This section is from the book "A Treatise On Therapeutics, And Pharmacology Or Materia Medica Vol1", by George B. Wood. Also available from Amazon: Part 1 and Part 2.
Acetate of lead has all the effects upon the system which have already been described as characterizing the preparations of lead in general. In large doses, or unsuitably applied, it is irritant; but, when so employed as to obtain its peculiar influence, it is astringent and sedative.
1. Its irritant effects are shown when it is applied in strong solution to delicate surfaces, as to the conjunctiva, the urethra, or the skin denuded of the cuticle, or when taken too largely into the stomach. Orfila found it, when introduced in large quantity into the stomach of dogs, to occasion fatal inflammation; and the gastric and intestinal mucous membrane was observed to be whitened by its chemical action. In man, when taken in excessive doses, it generally produces vomiting, burning pain in the oesophagus and stomach, and tenderness in the epigastrium, usually followed by severe griping in the bowels, and sometimes by convulsions, coma, and local palsy, especially if the bowels arc not acted on. Its dangers, however, as an irritant poison, were formerly much overrated; for, though often taken accidentally in quantities varying from a drachm to an ounce, no fatal case is, I believe, on record from its immediate effects. Being frequently prescribed for external use, at the same time that Epsom salt is directed as a cathartic, it has occasionally been swallowed instead of the latter, which, in its turn, has been applied locally; and this accident should be carefully guarded against by the practitioner. I was once called to a case of the kind, in which two drachms of the acetate had been swallowed, with the effect of producing severe gastric pain; but, before I reached the patient, a dose of sulphate of zinc had been taken, which caused vomiting, and no injury ensued. What quantity, therefore, may be considered as poisonous, in reference to the irritant action, it is impossible to say; but this much may be inferred, that there is less danger to life from its temporary influence in an excessive dose, than from the same amount given in minute doses frequently repeated, and spread over a considerable length of time. The mode of treating its poisonous effects, as an irritant, has been given under the general head of the preparations of lead. The best antidote is sulphate of magnesia, or sulphate of soda.
* I have verified by experiment the decomposition of perfectly neutral and pure acetate of lead by carbonic ncid. The whole of the salt, however, is not decomposed; as, when the acetic acid has attained a certain degree of excess, it appears to prevent the further action of the carbonic acid.

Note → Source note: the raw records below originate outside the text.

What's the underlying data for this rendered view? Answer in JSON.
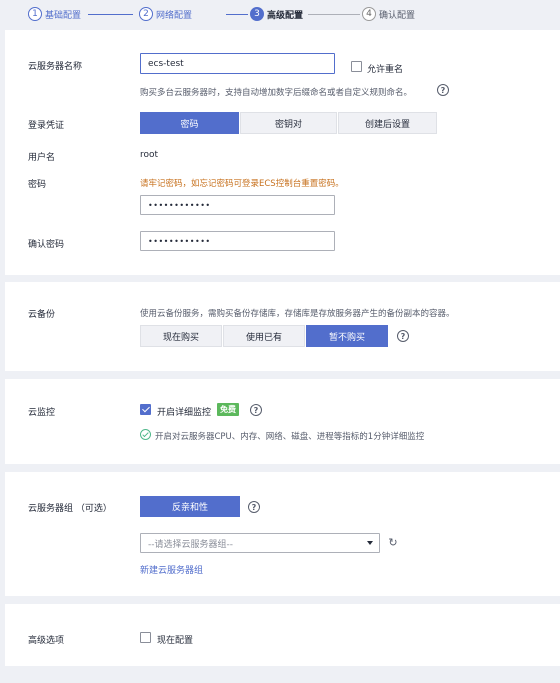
{
  "steps": [
    {
      "num": "1",
      "label": "基础配置"
    },
    {
      "num": "2",
      "label": "网络配置"
    },
    {
      "num": "3",
      "label": "高级配置"
    },
    {
      "num": "4",
      "label": "确认配置"
    }
  ],
  "basic": {
    "name_label": "云服务器名称",
    "name_value": "ecs-test",
    "allow_dup_label": "允许重名",
    "name_hint": "购买多台云服务器时，支持自动增加数字后缀命名或者自定义规则命名。",
    "credential_label": "登录凭证",
    "credential_options": [
      "密码",
      "密钥对",
      "创建后设置"
    ],
    "username_label": "用户名",
    "username_value": "root",
    "password_label": "密码",
    "password_warning": "请牢记密码，如忘记密码可登录ECS控制台重置密码。",
    "password_value": "••••••••••••",
    "confirm_label": "确认密码",
    "confirm_value": "••••••••••••"
  },
  "backup": {
    "label": "云备份",
    "hint": "使用云备份服务，需购买备份存储库，存储库是存放服务器产生的备份副本的容器。",
    "options": [
      "现在购买",
      "使用已有",
      "暂不购买"
    ]
  },
  "monitor": {
    "label": "云监控",
    "checkbox_label": "开启详细监控",
    "badge": "免费",
    "info": "开启对云服务器CPU、内存、网络、磁盘、进程等指标的1分钟详细监控"
  },
  "group": {
    "label": "云服务器组 （可选）",
    "button": "反亲和性",
    "select_placeholder": "--请选择云服务器组--",
    "new_link": "新建云服务器组"
  },
  "advanced": {
    "label": "高级选项",
    "checkbox_label": "现在配置"
  }
}
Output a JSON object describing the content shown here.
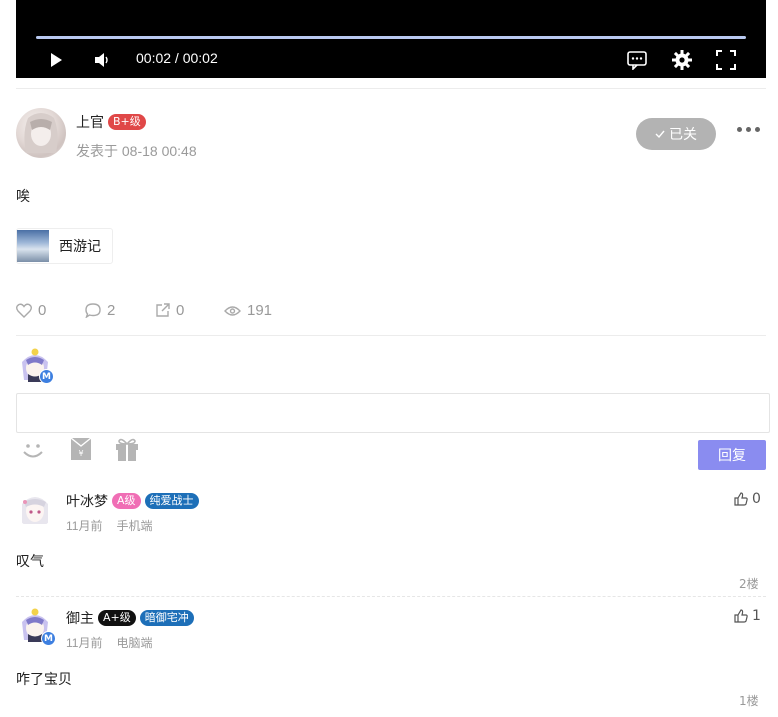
{
  "video": {
    "time": "00:02 / 00:02",
    "progress": 1.0
  },
  "post": {
    "author": "上官",
    "level": "B+级",
    "posted": "发表于 08-18 00:48",
    "status_button": "已关",
    "content": "唉",
    "tag": "西游记",
    "stats": {
      "likes": "0",
      "comments": "2",
      "shares": "0",
      "views": "191"
    }
  },
  "reply": {
    "button": "回复",
    "placeholder": ""
  },
  "comments": [
    {
      "author": "叶冰梦",
      "level": "A级",
      "badge": "纯爱战士",
      "time": "11月前",
      "device": "手机端",
      "content": "叹气",
      "likes": "0",
      "floor": "2楼"
    },
    {
      "author": "御主",
      "level": "A+级",
      "badge": "暗御宅冲",
      "time": "11月前",
      "device": "电脑端",
      "content": "咋了宝贝",
      "likes": "1",
      "floor": "1楼"
    }
  ],
  "colors": {
    "level_b": "#e04848",
    "level_a": "#f06eb5",
    "level_a_plus": "#111111",
    "badge_blue": "#1d6fb8",
    "reply_btn": "#8a8cf0",
    "closed_btn": "#b3b3b3"
  }
}
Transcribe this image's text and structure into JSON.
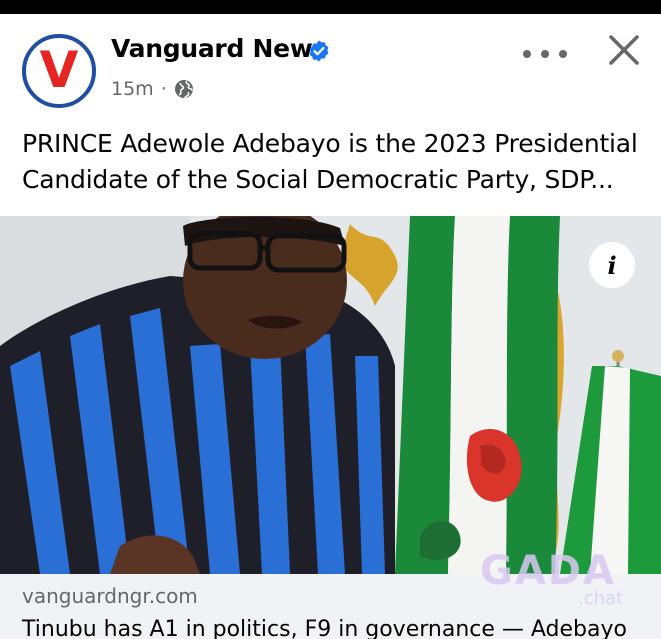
{
  "post": {
    "page_name": "Vanguard News",
    "avatar_letter": "V",
    "time": "15m",
    "separator": "·",
    "caption_line1": "PRINCE Adewole Adebayo is the 2023 Presidential",
    "caption_line2": "Candidate of the Social Democratic Party, SDP...",
    "info_symbol": "i"
  },
  "link_preview": {
    "domain": "vanguardngr.com",
    "headline": "Tinubu has A1 in politics, F9 in governance — Adebayo"
  },
  "watermark": {
    "main": "GADA",
    "sub": ".chat"
  },
  "icons": [
    "verified-badge-icon",
    "globe-icon",
    "more-options-icon",
    "close-icon",
    "info-icon"
  ],
  "colors": {
    "brand_blue": "#1f4fa3",
    "brand_red": "#e52521",
    "verified_blue": "#1877f2",
    "secondary_text": "#65676b",
    "footer_bg": "#f0f2f5"
  }
}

2. It has been doubted whether acetate of lead is capable of producing the poisonous constitutional effects of the metal, especially if protected against conversion into the carbonate by an excess of acetic acid. Certainly, considerable doses have been given daily, and continued long, without any observable influence on the general system; and the extreme fear formerly entertained by many, as to the danger of its internal use as a medicine, has been shown to have had little foundation in fact. Nevertheless, that it is capable of producing, when incautiously or recklessly employed, all the dangerous constitutional effects of lead, has been abundantly proved by experience. Dr. Mulford, of Camden, N. J., many years ago, assured me that he had witnessed two cases of colica picto-num resulting from its medicinal use; and many instances to the same effect have since been placed on record. Death has occurred in one instance from colic and paralysis, in a boy of fifteen, to whom from one to eight grains, in divided portions, were given daily until the whole amounted to somewhat more than two drachms. In the Provincial Medical and Surgical Journal (June 27th, 1849), Dr. William Norris, of Stourbridge, relates an occurrence in which nearly a thousand persons were more or less poisoned, in consequence of a mistake made by a baker, who mixed thirty pounds of acetate of lead, instead of the same quantity of alum, with sixty or eighty sacks of flour. It may be said that, in this case, the acetate was decomposed before being taken. It probably was so; but not more certainly than it is decomposed in the stomach, after having been swallowed. Dr. L. S. Jones, of Accomack, Va., has related a case of obstinate colica pictonum, which resulted from thirty grains of the acetate, given in four days, though care was taken to accompany the use of the medicine with vinegar. (Stethoscope, i. 6G4.) It is proper, therefore, to observe some caution in the use of this medicine. With such caution, I believe it may always be given safely. I have been in the habit of using acetate of lead for forty years, have given it in a vast number of cases, and though, after a certain continuance of the medicine, griping pains in the bowels have generally occurred, often with nausea and general malaise, I have never witnessed more than one instance in my practice, in which anything that could properly be denominated colica pictonum has resulted. I have not unfrequently prescribed two grains every two hours through the day, and continued it for several days, sometimes even for weeks, before any sign of its constitutional effects were evinced. I have, however, always been careful to suspend the medicine as soon as the effects on the stomach and bowels just referred to, or a blue discoloration of the gums, have been noticed.